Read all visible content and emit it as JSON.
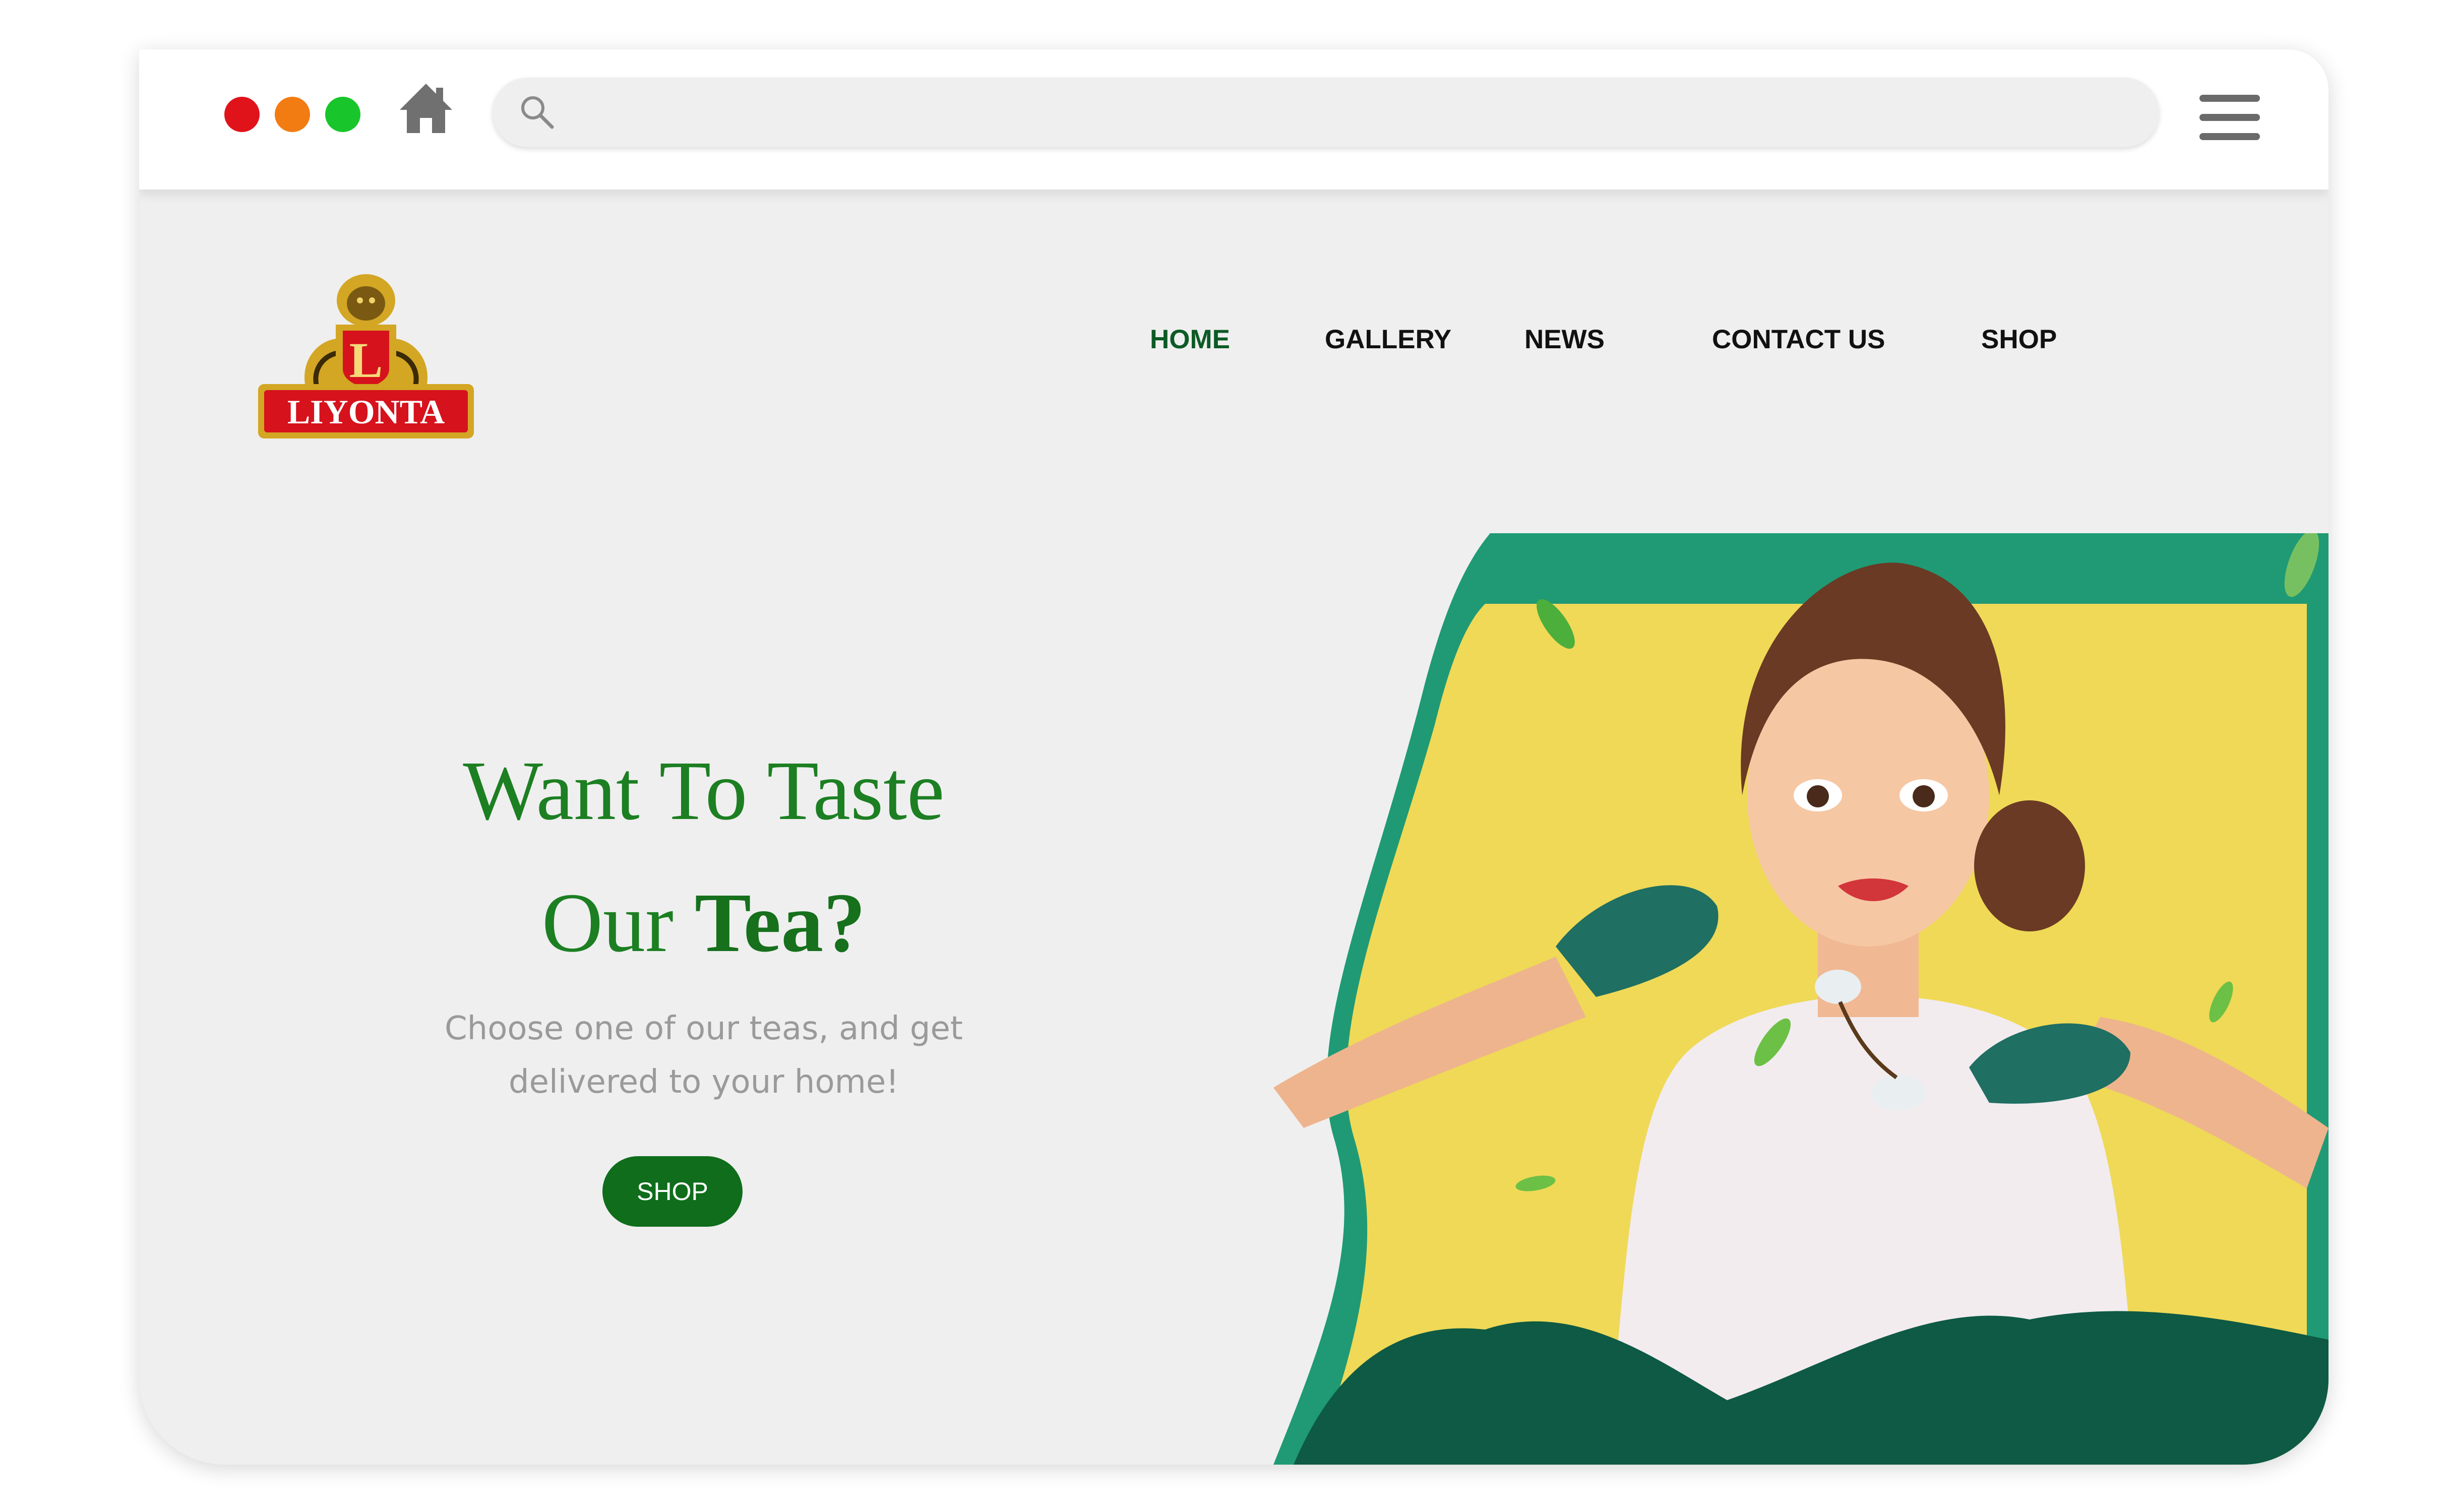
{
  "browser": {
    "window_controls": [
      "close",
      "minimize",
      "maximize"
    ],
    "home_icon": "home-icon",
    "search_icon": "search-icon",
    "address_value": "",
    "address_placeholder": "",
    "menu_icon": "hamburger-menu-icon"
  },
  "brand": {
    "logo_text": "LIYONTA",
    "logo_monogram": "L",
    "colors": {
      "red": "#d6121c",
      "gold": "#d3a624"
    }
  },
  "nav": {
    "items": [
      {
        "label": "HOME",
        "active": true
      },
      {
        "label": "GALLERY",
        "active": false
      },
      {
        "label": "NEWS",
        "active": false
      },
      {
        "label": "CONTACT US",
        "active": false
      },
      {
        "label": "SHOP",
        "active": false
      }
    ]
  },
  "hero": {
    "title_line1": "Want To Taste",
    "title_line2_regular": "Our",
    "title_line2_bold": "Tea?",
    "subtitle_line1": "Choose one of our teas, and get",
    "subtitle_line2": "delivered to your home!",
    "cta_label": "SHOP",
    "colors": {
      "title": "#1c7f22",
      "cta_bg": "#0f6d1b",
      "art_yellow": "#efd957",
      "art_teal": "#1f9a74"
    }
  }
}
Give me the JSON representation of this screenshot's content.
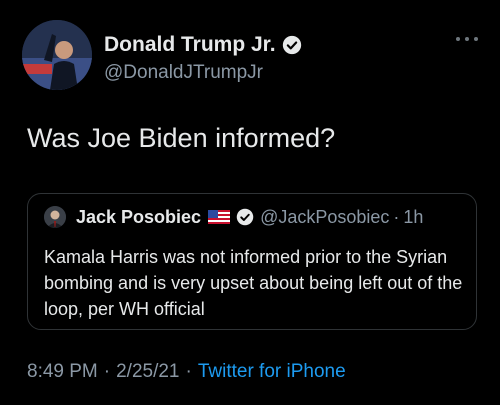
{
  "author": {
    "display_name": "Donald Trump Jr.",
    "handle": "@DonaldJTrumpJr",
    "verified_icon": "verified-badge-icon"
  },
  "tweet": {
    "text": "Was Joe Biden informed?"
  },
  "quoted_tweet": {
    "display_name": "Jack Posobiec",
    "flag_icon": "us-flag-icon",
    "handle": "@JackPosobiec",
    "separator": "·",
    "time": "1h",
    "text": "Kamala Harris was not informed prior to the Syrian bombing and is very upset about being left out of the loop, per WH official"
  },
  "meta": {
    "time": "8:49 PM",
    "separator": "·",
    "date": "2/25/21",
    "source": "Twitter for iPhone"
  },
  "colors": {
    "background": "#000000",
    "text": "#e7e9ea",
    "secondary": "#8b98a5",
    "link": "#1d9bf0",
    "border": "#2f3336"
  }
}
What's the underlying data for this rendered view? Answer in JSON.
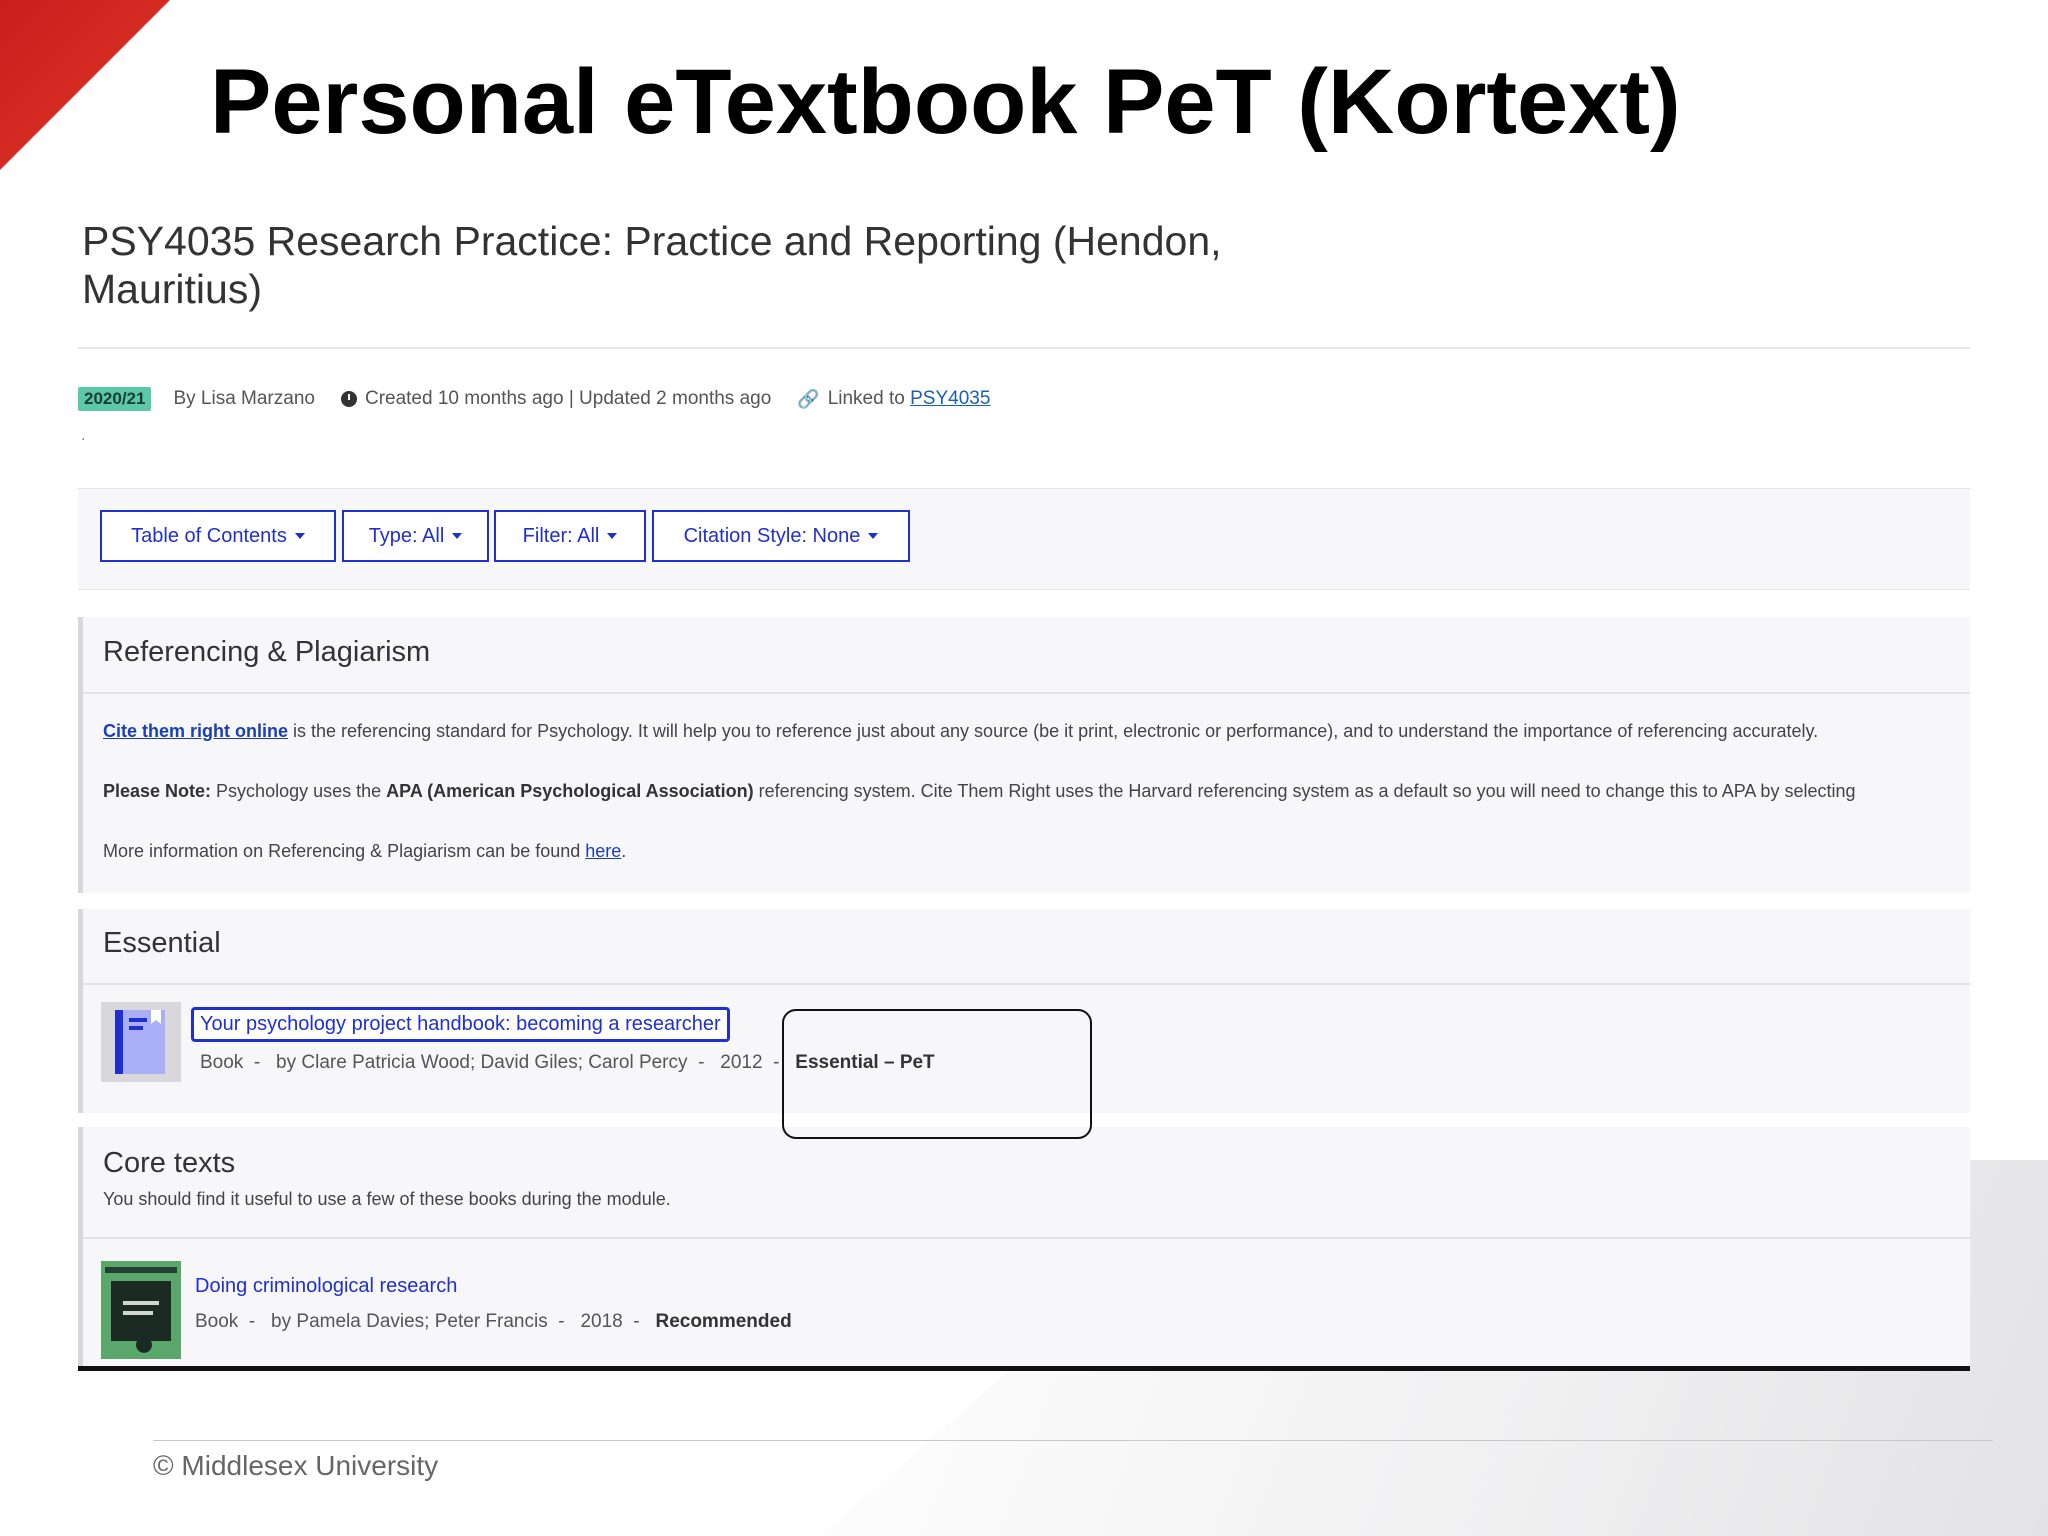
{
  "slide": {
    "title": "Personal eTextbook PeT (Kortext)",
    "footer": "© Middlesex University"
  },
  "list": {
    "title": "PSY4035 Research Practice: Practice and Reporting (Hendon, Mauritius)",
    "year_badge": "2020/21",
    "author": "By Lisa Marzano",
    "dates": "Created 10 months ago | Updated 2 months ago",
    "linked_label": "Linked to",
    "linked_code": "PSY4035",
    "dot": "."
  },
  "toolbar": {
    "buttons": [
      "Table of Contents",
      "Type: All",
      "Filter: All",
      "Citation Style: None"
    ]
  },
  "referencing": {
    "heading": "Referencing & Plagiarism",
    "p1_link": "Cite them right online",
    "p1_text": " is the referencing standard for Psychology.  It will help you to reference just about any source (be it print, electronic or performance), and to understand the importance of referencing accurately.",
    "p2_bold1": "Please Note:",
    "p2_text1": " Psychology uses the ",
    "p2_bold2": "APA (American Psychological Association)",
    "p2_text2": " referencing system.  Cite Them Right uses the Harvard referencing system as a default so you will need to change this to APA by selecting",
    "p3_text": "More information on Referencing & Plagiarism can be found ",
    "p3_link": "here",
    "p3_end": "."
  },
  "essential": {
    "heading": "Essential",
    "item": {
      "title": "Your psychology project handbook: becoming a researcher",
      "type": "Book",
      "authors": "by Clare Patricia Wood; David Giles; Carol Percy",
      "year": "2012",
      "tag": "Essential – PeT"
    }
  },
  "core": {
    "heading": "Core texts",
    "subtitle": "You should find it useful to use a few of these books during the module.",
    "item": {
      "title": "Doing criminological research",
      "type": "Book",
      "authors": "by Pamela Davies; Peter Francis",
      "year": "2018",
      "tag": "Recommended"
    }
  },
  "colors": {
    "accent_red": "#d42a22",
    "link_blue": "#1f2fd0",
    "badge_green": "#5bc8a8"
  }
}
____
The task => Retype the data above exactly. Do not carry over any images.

Response area =>
Read all visible content and emit it as JSON.
{
  "browser": {
    "window_controls": [
      "close",
      "minimize",
      "maximize"
    ],
    "home_icon": "home-icon",
    "search_icon": "search-icon",
    "address_value": "",
    "address_placeholder": "",
    "menu_icon": "hamburger-menu-icon"
  },
  "brand": {
    "logo_text": "LIYONTA",
    "logo_monogram": "L",
    "colors": {
      "red": "#d6121c",
      "gold": "#d3a624"
    }
  },
  "nav": {
    "items": [
      {
        "label": "HOME",
        "active": true
      },
      {
        "label": "GALLERY",
        "active": false
      },
      {
        "label": "NEWS",
        "active": false
      },
      {
        "label": "CONTACT US",
        "active": false
      },
      {
        "label": "SHOP",
        "active": false
      }
    ]
  },
  "hero": {
    "title_line1": "Want To Taste",
    "title_line2_regular": "Our",
    "title_line2_bold": "Tea?",
    "subtitle_line1": "Choose one of our teas, and get",
    "subtitle_line2": "delivered to your home!",
    "cta_label": "SHOP",
    "colors": {
      "title": "#1c7f22",
      "cta_bg": "#0f6d1b",
      "art_yellow": "#efd957",
      "art_teal": "#1f9a74"
    }
  }
}
Give me the JSON representation of this screenshot's content.
{
  "author": {
    "display_name": "Donald Trump Jr.",
    "handle": "@DonaldJTrumpJr",
    "verified_icon": "verified-badge-icon"
  },
  "tweet": {
    "text": "Was Joe Biden informed?"
  },
  "quoted_tweet": {
    "display_name": "Jack Posobiec",
    "flag_icon": "us-flag-icon",
    "handle": "@JackPosobiec",
    "separator": "·",
    "time": "1h",
    "text": "Kamala Harris was not informed prior to the Syrian bombing and is very upset about being left out of the loop, per WH official"
  },
  "meta": {
    "time": "8:49 PM",
    "separator": "·",
    "date": "2/25/21",
    "source": "Twitter for iPhone"
  },
  "colors": {
    "background": "#000000",
    "text": "#e7e9ea",
    "secondary": "#8b98a5",
    "link": "#1d9bf0",
    "border": "#2f3336"
  }
}
What's the underlying data for this rendered view? Answer in JSON.
{
  "slide": {
    "title": "Personal eTextbook PeT (Kortext)",
    "footer": "© Middlesex University"
  },
  "list": {
    "title": "PSY4035 Research Practice: Practice and Reporting (Hendon, Mauritius)",
    "year_badge": "2020/21",
    "author": "By Lisa Marzano",
    "dates": "Created 10 months ago | Updated 2 months ago",
    "linked_label": "Linked to",
    "linked_code": "PSY4035",
    "dot": "."
  },
  "toolbar": {
    "buttons": [
      "Table of Contents",
      "Type: All",
      "Filter: All",
      "Citation Style: None"
    ]
  },
  "referencing": {
    "heading": "Referencing & Plagiarism",
    "p1_link": "Cite them right online",
    "p1_text": " is the referencing standard for Psychology.  It will help you to reference just about any source (be it print, electronic or performance), and to understand the importance of referencing accurately.",
    "p2_bold1": "Please Note:",
    "p2_text1": " Psychology uses the ",
    "p2_bold2": "APA (American Psychological Association)",
    "p2_text2": " referencing system.  Cite Them Right uses the Harvard referencing system as a default so you will need to change this to APA by selecting",
    "p3_text": "More information on Referencing & Plagiarism can be found ",
    "p3_link": "here",
    "p3_end": "."
  },
  "essential": {
    "heading": "Essential",
    "item": {
      "title": "Your psychology project handbook: becoming a researcher",
      "type": "Book",
      "authors": "by Clare Patricia Wood; David Giles; Carol Percy",
      "year": "2012",
      "tag": "Essential – PeT"
    }
  },
  "core": {
    "heading": "Core texts",
    "subtitle": "You should find it useful to use a few of these books during the module.",
    "item": {
      "title": "Doing criminological research",
      "type": "Book",
      "authors": "by Pamela Davies; Peter Francis",
      "year": "2018",
      "tag": "Recommended"
    }
  },
  "colors": {
    "accent_red": "#d42a22",
    "link_blue": "#1f2fd0",
    "badge_green": "#5bc8a8"
  }
}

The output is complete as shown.